**Problem statement:** Line by line, the entries below are to be reproduced unaltered.

== Data supplied ==

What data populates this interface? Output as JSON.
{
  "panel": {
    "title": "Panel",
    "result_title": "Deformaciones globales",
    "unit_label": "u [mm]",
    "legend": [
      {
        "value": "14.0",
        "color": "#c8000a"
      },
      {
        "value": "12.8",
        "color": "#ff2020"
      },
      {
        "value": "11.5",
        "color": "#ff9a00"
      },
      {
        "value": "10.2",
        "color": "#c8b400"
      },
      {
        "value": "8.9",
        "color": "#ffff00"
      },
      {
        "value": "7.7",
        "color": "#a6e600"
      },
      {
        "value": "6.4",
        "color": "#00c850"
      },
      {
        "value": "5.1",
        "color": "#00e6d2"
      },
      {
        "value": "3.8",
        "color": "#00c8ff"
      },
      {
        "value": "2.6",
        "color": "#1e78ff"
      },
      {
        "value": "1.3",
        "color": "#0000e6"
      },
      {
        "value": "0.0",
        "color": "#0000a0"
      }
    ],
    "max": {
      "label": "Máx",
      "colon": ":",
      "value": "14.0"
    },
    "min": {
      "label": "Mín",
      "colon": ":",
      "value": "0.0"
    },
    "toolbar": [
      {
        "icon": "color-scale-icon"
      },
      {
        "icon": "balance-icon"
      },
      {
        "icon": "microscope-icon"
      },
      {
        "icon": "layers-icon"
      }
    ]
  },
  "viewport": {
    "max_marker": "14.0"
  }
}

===

**Completed task:**
What data populates this interface? Output as JSON.
{
  "panel": {
    "title": "Panel",
    "result_title": "Deformaciones globales",
    "unit_label": "u [mm]",
    "legend": [
      {
        "value": "14.0",
        "color": "#c8000a"
      },
      {
        "value": "12.8",
        "color": "#ff2020"
      },
      {
        "value": "11.5",
        "color": "#ff9a00"
      },
      {
        "value": "10.2",
        "color": "#c8b400"
      },
      {
        "value": "8.9",
        "color": "#ffff00"
      },
      {
        "value": "7.7",
        "color": "#a6e600"
      },
      {
        "value": "6.4",
        "color": "#00c850"
      },
      {
        "value": "5.1",
        "color": "#00e6d2"
      },
      {
        "value": "3.8",
        "color": "#00c8ff"
      },
      {
        "value": "2.6",
        "color": "#1e78ff"
      },
      {
        "value": "1.3",
        "color": "#0000e6"
      },
      {
        "value": "0.0",
        "color": "#0000a0"
      }
    ],
    "max": {
      "label": "Máx",
      "colon": ":",
      "value": "14.0"
    },
    "min": {
      "label": "Mín",
      "colon": ":",
      "value": "0.0"
    },
    "toolbar": [
      {
        "icon": "color-scale-icon"
      },
      {
        "icon": "balance-icon"
      },
      {
        "icon": "microscope-icon"
      },
      {
        "icon": "layers-icon"
      }
    ]
  },
  "viewport": {
    "max_marker": "14.0"
  }
}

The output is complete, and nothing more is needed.